An advert for Mr Bloomberg entitled “Judge Him”, featuring Ms Sheindlin, is expected to be shown in 26 states and is already circulating on the internet. “I like to say you can judge someone’s character by what they’ve done. Mike Bloomberg has done amazing things and will be a truly great president,” she says. “No one comes close to Mike Bloomberg’s executive achievement, government experience and impactful philanthropy. His steady leadership will unite our country and bring us through these very challenging times.”

Ms Sheindlin will appear on the campaign trail with Mr Bloomberg. Although the media tycoon’s $56 billion fortune ensures he has the resources to stay in the race, his late entry and relatively unknown status beyond his reputation as an anti-gun campaigner has limited his appeal.

A national average of polls puts him on 5 per cent support, in fifth place, despite having spent more than $120 million since announcing his bid in November. However, a national HarrisX/Hill poll has put him in third place, tied with Elizabeth Warren, the Massachusetts senator, on 11 per cent.

Mr Bloomberg has decided to ignore the early primaries and concentrate on later contests when substantially more delegates who elect the Democratic candidate are up for grabs.

Ms Sheindlin first voiced her support even before he entered the race, in a column in USA Today in October praising his record as mayor of New York. “I have carefully stayed away from politics for 50 years, except to vote,” she wrote. “But times have changed in our country, and I believe the moment has come for me to step out from behind the curtain. I want to speak honestly and from the heart, regardless of the consequences.”

She has appeared on television to defend him: he is not merely “another rich guy” in politics, she told a morning chat show, and praised his bipartisan approach to politics.

His centrism is being held up in contrast to two of the frontrunners, Mrs Warren and Bernie Sanders, the Vermont senator whose left-wing politics Mr Bloomberg believes will serve only to ensure the re-election of Mr Trump.

Mr Bloomberg has staked his campaign strategy on an unprecedented advertising blitz. He has been flooding the airwaves with adverts highlighting his plans for the healthcare system.

Mr Trump’s campaign intends to show a 30-second advert during the Super Bowl championship next month, traditionally one of the most expensive advertising slots. Mr Bloomberg plans to best him with a 60-second commercial costing at least $10 million.

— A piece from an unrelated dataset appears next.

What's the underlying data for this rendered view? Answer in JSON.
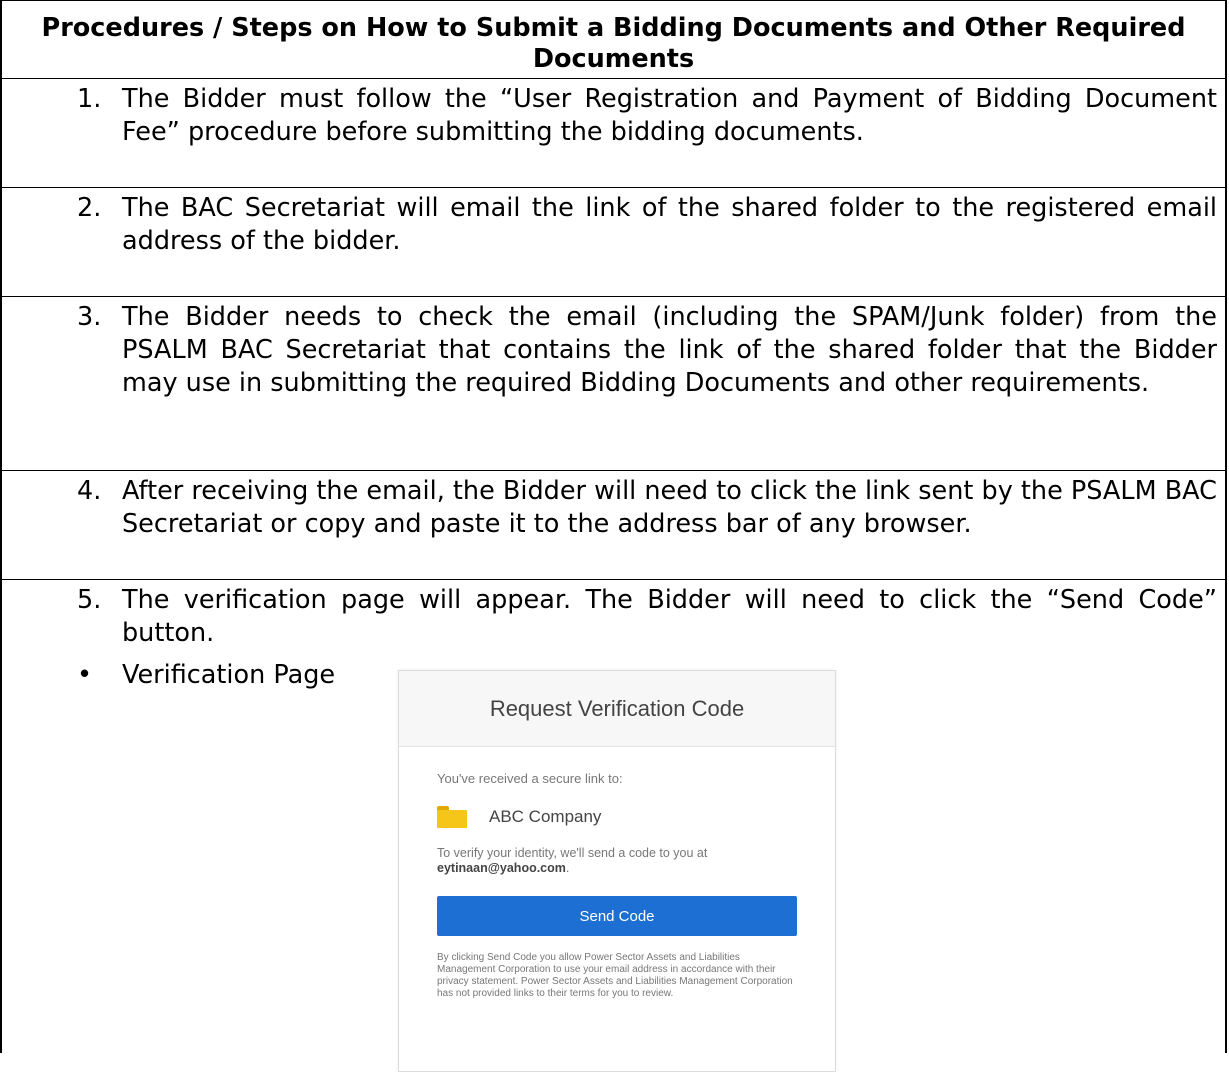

Mrs Warren received a boost after she was endorsed by Julian Castro, who dropped out of the race last week. He was the sole Hispanic candidate and his support for Mrs Warren could well broaden her appeal.

Joe Biden, the centrist former vice-president, remains the frontrunner, followed in national polls by Mr Sanders.

The candidates will have a final opportunity to win over undecided voters in a televised debate next week before the Iowa caucuses on February 3.

• Prosecutors are seeking a six-month jail sentence for Michael Flynn, Mr Trump’s former national security adviser, despite his efforts to avoid jail by co-operating with the authorities. The retired general has pleaded guilty to lying to the FBI over his dealings with Russia and failing to disclose foreign lobbying work. He will be sentenced on January 28.